Glance in passing at this high, tapering, steel-and-glass tower in Midtown and you'll think conference rooms, suits, and lobby art. What you wouldn't expect to find is a show like "Under Pain of Death," which, in 2008, presented Manfred Erjautz's life-size electric chair constructed entirely from Legos. The Austrian Cultural Forum offers a full slate of free concerts, readings, and film screenings, in addition to the always intriguing exhibitions mounted in its sleek, multi-tiered galleries. "NineteenEightyFour," a lively group show from this past spring, featured art from the U.S. and Europe, including Paul Laffoley's Cosmogenesis to Christogenesis, a concoction of vinyl type, collage, and ink that brought together the Shroud of Turin, spiral galaxies, and the "Atomic Nun." Here is a secret refuge for any diligent but income-challenged culture vulture.
It's yet another dismaying frigid January weekend, with no one with an ounce of good sense daring to stray more than 10 feet from the warming light of his or her flat-screen TV, and yet a small pocket of the Village is teeming with enthusiastic live-music fans, shuffling briskly but happily from (le) poisson rouge to Kenny's Castaways to Sullivan Hall to Zinc Bar and back again, all in the name of . . . jazz? Yes, this year's Winter Jazzfest was a smashing success. The six-year-old institution (begun at the old Knitting Factory) broke out in a big way in 2010, parading several dozen adventurous downtown-jazz luminaries (Darcy James Argue, Vijay Iyer, Mary Halvorson) over two nights in front of a couple thousand (!) adventurous fans, new and old. Aided mightily by ambitious promoter cabals like Search & Restore and Revive Da Live, the two-day fete has now inspired spin-offs like June's similarly packed Undead Jazzfest, but, hell, anyone can draw a crowd then. Nothing warms the heart quite like a winter-coat-bearing capacity crowd at Kenny's Castaways ready for a challenge, defying the odds simply by being there, listening.
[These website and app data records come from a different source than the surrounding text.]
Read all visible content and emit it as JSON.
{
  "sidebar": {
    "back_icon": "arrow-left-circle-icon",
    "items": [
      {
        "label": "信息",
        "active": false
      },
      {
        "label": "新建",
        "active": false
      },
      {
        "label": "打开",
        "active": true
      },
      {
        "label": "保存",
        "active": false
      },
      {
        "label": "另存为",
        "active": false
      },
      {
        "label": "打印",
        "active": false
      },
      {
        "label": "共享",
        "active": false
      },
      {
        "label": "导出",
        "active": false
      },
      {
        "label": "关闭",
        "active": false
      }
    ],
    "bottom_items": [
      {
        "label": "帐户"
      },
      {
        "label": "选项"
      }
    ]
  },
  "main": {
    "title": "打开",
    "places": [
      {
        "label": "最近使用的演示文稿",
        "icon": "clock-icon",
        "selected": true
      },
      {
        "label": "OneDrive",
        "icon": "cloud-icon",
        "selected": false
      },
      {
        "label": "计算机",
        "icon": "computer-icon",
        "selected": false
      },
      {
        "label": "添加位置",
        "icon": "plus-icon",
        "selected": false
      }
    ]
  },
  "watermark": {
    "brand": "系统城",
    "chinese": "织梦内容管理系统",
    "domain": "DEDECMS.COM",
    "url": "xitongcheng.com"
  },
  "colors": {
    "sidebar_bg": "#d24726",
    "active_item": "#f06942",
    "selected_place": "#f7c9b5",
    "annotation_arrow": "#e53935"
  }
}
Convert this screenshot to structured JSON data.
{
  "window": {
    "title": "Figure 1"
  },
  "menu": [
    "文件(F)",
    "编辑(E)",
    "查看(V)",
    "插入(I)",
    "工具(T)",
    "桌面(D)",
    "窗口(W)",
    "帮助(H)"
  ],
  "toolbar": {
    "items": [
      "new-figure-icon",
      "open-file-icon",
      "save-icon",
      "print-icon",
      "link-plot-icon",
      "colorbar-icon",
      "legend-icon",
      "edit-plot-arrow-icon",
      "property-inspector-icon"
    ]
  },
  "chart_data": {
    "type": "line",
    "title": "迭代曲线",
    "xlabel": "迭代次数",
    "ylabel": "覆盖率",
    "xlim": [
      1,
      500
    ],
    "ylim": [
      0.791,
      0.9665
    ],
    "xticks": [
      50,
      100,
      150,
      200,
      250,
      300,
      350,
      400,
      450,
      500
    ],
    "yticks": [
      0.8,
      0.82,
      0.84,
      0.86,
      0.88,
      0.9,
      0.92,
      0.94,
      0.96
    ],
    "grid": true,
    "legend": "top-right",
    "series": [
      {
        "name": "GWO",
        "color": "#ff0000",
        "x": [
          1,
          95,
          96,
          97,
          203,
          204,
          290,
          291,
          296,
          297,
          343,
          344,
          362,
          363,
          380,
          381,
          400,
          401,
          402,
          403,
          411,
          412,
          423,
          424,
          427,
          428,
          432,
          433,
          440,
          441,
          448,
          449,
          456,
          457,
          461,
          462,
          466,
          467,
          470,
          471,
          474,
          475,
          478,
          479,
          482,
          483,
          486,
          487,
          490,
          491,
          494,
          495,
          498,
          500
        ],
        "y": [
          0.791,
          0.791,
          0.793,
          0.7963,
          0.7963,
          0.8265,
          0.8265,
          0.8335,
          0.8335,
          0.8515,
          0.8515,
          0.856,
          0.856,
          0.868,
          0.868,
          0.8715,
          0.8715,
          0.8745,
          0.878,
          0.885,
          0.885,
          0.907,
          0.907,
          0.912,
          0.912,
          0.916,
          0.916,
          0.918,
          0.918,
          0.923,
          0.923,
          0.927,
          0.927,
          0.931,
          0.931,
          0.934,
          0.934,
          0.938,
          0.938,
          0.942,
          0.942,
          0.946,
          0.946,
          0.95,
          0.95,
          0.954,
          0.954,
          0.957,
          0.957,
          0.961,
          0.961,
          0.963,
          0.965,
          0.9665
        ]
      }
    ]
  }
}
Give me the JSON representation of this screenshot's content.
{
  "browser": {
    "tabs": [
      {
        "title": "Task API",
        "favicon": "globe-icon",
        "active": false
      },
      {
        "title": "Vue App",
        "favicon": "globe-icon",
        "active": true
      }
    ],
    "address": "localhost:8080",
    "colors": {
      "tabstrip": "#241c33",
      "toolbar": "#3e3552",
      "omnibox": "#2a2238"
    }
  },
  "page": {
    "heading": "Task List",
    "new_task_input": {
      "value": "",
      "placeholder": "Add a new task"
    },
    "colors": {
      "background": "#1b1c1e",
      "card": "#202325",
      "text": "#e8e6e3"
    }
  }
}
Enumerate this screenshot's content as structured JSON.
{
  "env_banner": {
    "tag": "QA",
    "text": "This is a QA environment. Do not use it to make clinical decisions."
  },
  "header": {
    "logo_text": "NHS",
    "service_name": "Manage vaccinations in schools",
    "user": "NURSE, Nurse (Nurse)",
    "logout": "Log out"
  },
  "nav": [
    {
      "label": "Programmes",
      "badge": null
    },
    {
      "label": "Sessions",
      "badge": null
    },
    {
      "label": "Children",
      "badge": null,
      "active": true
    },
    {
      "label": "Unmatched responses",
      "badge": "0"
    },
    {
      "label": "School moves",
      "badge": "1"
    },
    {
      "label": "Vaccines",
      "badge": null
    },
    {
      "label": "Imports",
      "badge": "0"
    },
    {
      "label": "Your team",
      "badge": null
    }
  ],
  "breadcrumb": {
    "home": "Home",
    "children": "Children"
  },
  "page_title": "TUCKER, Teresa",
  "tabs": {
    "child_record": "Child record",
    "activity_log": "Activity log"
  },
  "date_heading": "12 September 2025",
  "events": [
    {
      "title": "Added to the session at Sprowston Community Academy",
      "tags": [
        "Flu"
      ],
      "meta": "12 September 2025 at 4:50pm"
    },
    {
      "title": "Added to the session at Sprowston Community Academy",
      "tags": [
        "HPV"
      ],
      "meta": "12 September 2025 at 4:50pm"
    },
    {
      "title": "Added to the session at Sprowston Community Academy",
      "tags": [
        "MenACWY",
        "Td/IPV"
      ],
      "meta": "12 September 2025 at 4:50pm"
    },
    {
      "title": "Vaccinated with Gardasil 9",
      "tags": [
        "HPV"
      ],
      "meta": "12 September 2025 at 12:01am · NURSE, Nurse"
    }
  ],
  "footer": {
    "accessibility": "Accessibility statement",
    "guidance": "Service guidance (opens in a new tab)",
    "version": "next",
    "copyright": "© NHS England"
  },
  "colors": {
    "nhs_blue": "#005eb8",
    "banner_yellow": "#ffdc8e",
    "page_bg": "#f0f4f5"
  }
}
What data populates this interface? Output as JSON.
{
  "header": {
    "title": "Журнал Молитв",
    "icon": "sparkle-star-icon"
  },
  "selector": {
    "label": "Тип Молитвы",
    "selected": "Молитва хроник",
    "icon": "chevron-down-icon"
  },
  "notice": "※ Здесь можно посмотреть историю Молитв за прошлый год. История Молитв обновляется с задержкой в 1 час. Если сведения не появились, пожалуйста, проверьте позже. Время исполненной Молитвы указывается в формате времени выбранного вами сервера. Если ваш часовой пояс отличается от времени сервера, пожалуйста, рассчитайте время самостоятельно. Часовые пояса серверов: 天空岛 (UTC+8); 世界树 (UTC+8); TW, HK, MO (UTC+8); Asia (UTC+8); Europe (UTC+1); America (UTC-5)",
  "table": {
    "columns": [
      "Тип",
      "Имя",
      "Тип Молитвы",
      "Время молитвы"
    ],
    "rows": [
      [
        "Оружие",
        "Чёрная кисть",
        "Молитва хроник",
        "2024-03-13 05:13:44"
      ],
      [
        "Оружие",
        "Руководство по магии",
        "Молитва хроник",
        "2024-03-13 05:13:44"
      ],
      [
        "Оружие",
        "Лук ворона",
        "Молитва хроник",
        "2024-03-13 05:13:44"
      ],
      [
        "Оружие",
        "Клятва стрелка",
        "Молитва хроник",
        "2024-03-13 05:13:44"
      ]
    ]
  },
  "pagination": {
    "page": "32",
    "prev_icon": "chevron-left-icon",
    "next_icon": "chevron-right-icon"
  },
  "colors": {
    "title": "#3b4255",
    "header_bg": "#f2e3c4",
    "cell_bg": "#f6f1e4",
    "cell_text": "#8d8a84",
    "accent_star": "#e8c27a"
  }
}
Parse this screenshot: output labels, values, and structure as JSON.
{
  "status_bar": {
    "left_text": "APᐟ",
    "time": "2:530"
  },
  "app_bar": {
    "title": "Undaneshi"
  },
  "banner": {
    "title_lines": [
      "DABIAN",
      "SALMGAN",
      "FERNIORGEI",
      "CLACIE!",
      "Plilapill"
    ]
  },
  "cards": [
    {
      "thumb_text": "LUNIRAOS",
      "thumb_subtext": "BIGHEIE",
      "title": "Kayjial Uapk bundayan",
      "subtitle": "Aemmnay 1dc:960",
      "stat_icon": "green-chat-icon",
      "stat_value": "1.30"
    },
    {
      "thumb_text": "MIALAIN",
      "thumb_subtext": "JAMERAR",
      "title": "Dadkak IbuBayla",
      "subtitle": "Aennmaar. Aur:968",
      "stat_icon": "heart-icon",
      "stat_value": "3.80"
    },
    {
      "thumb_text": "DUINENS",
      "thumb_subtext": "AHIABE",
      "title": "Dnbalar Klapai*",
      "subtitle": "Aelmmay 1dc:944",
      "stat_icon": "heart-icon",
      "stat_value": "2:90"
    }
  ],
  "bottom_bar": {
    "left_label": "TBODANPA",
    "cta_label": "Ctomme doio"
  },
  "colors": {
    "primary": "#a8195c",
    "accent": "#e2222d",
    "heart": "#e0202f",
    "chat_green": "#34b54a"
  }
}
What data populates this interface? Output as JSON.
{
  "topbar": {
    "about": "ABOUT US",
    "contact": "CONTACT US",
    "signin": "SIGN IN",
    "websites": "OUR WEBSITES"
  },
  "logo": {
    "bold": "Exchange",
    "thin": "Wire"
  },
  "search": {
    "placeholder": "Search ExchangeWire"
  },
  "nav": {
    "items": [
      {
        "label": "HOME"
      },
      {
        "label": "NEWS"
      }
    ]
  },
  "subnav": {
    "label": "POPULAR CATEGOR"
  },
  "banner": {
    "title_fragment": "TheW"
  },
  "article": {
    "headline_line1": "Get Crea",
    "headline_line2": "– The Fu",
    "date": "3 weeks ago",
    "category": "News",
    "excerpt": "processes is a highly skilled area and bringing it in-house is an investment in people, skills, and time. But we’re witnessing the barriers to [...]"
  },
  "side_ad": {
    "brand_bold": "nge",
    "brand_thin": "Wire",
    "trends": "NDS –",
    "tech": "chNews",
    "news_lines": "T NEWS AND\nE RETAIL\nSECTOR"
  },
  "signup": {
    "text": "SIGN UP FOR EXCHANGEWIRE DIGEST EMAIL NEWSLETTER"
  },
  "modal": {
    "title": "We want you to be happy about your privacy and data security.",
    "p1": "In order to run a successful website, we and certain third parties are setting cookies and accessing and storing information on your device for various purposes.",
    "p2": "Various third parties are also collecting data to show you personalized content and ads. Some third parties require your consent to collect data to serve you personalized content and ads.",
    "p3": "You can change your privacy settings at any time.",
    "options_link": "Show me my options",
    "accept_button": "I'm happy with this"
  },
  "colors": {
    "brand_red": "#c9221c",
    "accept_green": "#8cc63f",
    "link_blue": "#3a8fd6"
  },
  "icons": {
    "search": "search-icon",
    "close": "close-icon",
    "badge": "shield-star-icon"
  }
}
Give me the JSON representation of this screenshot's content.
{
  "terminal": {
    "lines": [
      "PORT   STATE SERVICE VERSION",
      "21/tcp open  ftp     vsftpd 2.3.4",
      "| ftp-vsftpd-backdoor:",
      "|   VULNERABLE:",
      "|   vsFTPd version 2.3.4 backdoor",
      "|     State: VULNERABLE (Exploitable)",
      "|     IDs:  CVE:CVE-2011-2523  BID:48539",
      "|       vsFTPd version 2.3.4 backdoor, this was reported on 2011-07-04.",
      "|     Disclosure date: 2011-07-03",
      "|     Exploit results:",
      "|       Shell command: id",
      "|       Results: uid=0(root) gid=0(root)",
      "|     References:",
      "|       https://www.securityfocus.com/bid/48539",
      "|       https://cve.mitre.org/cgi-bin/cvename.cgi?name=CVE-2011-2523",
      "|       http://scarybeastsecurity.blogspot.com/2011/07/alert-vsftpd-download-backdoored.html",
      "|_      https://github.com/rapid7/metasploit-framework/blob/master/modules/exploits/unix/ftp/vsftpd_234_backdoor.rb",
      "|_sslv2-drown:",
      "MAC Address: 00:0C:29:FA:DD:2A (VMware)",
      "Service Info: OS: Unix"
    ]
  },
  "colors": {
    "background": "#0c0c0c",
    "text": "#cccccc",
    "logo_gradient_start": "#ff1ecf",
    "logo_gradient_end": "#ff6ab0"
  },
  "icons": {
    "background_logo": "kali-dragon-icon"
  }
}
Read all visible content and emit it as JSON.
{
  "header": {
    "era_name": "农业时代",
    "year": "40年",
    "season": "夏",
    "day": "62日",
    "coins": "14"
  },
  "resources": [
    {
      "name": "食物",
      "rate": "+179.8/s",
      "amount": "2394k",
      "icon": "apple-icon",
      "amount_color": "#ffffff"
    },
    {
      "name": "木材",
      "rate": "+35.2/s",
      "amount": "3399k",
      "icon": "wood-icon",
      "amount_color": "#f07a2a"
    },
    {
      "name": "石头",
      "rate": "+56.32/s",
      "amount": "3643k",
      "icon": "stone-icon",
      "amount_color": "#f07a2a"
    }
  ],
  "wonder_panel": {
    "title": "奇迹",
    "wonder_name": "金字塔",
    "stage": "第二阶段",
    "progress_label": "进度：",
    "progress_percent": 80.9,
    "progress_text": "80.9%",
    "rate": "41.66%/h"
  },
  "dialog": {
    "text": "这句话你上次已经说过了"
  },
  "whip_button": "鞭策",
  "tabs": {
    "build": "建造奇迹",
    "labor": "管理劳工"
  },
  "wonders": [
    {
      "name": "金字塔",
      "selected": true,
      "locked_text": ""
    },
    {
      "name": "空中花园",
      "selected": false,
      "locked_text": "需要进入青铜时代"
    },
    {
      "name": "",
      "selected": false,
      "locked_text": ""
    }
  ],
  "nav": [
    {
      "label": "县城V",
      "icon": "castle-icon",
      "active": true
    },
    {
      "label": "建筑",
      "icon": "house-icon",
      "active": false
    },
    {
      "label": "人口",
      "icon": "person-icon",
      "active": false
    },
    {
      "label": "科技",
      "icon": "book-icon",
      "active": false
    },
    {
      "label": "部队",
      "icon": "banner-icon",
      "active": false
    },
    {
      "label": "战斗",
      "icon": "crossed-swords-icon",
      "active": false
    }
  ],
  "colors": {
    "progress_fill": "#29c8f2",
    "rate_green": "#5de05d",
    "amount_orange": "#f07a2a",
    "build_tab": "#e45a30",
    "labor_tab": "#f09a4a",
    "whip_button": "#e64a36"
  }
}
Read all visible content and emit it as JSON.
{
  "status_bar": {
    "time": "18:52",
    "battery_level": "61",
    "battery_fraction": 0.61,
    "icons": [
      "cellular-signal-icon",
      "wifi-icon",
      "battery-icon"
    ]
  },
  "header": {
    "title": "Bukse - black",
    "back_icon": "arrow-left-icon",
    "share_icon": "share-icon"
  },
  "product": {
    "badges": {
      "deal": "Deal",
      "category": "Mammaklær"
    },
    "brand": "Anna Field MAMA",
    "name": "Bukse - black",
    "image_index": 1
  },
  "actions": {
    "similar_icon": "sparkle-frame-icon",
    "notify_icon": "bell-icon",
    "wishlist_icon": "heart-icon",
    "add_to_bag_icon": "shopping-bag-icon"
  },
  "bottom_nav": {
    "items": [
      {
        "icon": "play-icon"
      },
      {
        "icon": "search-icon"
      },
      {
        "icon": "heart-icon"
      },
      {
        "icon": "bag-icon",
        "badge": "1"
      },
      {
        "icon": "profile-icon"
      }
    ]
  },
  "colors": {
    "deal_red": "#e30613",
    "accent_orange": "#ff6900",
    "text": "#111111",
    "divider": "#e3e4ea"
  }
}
Remember that kid you were always teasing in high school? That nerd, that spazz, that total and utter dork? Well, he's back. And fully weaponized. A drama group for that persecuted, comics-reading dweeb in us all, Vampire Cowboys has been cutting a swath through downtown for a couple of years now. What their plays lack in character development and philosophical nuance, they more than make up for in broadswords and throwing stars. Ten years ago, Ohio University students Qui Nguyen and Robert Ross Parker dreamed of a theater that would reflect their goober sensibilities. A decade later, it's a fake-blood-soaked reality. Their repertoire includes riffs on the classics, such as Living Dead in Denmark and Alice in Slasherland, as well as more unapologetically plotless pieces, such as Fight Girl Battle World. They also develop new violent works in their Saturday Night Saloon. With an Obie Award, laudatory reviews, and a rabid fan base, these nerds are getting all the revenge they need.